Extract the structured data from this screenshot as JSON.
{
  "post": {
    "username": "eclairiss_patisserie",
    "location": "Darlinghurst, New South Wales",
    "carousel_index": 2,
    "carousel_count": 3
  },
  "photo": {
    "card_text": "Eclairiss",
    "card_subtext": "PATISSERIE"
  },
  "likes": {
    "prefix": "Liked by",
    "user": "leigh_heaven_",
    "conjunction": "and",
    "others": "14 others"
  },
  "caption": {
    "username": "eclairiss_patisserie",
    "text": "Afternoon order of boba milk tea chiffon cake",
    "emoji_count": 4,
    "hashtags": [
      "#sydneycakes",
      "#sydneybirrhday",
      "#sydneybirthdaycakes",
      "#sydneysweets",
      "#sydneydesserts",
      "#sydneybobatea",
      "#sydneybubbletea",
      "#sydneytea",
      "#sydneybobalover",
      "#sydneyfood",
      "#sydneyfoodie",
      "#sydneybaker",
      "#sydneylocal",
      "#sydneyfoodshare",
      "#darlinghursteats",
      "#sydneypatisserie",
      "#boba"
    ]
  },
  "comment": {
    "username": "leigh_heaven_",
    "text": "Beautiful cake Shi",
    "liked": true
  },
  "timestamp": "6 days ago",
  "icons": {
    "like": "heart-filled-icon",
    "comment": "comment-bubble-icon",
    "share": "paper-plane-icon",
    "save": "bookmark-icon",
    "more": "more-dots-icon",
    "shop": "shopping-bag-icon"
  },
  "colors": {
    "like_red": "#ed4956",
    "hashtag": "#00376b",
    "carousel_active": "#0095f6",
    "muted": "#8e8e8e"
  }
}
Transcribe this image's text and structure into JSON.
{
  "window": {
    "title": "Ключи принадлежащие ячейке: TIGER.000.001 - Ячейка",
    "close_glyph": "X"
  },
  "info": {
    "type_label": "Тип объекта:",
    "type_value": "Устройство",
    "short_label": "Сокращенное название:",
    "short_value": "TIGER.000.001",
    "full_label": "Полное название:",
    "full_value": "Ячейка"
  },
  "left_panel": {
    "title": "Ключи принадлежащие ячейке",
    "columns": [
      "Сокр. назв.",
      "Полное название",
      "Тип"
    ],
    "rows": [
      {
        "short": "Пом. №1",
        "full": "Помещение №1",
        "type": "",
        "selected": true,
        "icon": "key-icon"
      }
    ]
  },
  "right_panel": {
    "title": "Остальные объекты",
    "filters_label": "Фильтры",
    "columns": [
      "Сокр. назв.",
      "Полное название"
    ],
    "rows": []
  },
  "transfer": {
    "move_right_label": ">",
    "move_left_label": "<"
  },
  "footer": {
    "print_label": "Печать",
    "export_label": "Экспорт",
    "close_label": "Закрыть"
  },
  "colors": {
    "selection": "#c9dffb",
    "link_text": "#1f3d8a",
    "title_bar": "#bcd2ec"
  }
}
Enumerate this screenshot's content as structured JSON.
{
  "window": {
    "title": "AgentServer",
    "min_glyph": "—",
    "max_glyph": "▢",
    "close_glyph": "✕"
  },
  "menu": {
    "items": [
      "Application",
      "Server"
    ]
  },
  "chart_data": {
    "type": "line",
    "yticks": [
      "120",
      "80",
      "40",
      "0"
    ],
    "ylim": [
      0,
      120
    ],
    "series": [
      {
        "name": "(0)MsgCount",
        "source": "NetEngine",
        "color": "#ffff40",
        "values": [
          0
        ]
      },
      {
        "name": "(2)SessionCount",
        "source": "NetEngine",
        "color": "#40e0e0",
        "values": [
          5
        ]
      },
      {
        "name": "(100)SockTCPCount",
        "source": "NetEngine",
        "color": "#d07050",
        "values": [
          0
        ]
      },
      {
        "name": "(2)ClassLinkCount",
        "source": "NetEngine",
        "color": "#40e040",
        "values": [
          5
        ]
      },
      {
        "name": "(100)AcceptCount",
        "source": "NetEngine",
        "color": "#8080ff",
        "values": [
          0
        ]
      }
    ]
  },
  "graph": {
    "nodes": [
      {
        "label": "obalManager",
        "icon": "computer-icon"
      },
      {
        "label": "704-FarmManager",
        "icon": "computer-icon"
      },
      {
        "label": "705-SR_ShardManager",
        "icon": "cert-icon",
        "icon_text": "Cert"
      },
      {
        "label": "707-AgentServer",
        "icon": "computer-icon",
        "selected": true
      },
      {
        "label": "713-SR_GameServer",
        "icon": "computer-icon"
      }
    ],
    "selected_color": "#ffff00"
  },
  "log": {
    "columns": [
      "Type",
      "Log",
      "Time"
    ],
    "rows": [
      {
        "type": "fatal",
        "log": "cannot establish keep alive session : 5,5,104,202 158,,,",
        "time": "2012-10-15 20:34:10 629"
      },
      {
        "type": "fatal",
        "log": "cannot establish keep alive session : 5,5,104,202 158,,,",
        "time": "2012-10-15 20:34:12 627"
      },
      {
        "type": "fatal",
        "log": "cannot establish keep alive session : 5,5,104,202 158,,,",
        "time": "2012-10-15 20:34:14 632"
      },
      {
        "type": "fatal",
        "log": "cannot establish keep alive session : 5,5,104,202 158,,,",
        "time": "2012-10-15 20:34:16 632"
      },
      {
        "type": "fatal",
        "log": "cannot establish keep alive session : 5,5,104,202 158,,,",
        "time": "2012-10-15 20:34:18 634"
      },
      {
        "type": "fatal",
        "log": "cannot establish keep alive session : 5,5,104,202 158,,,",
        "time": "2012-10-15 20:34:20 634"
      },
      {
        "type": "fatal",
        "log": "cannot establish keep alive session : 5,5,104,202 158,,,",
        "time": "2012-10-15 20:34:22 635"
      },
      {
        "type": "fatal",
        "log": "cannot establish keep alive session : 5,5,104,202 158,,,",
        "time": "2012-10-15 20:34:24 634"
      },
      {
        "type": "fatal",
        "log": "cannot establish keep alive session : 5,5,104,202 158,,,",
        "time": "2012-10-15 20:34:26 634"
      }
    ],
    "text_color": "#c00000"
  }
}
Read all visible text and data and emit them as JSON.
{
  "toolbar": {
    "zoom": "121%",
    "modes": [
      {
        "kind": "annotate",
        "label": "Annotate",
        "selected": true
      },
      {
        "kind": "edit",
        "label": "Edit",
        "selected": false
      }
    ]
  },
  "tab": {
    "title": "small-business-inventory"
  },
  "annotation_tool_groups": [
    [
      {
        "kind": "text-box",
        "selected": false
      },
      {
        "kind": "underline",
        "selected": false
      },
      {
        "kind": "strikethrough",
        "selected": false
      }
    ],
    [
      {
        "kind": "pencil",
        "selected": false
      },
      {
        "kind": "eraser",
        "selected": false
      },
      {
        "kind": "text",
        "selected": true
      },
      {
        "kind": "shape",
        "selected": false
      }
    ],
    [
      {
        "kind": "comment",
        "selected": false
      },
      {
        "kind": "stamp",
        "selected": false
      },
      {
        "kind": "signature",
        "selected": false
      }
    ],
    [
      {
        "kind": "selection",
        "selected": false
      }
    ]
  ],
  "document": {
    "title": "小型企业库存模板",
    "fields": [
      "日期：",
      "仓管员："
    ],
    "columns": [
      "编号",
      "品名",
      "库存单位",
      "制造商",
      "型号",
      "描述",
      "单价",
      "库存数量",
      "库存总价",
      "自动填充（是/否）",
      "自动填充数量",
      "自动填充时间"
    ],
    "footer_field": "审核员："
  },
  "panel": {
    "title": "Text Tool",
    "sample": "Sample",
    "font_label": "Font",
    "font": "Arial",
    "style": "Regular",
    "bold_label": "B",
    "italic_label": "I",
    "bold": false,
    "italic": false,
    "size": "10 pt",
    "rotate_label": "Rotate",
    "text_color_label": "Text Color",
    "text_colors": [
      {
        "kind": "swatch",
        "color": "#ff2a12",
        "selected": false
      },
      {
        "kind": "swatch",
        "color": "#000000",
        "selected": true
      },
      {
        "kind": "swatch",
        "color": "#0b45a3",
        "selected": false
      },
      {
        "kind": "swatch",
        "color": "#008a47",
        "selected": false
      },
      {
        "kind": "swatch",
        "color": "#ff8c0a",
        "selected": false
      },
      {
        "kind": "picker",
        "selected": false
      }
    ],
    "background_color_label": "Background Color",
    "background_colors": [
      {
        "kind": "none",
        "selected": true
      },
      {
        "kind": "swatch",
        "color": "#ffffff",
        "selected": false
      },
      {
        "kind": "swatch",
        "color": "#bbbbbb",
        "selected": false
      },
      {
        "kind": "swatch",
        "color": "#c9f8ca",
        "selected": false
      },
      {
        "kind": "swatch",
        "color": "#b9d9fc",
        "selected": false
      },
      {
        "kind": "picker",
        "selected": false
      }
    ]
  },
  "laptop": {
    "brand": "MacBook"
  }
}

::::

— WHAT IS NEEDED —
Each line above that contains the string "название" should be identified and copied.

— RESULT OF THE EXERCISE —
    "short_label": "Сокращенное название:",
    "full_label": "Полное название:",
      "Полное название",
      "Полное название"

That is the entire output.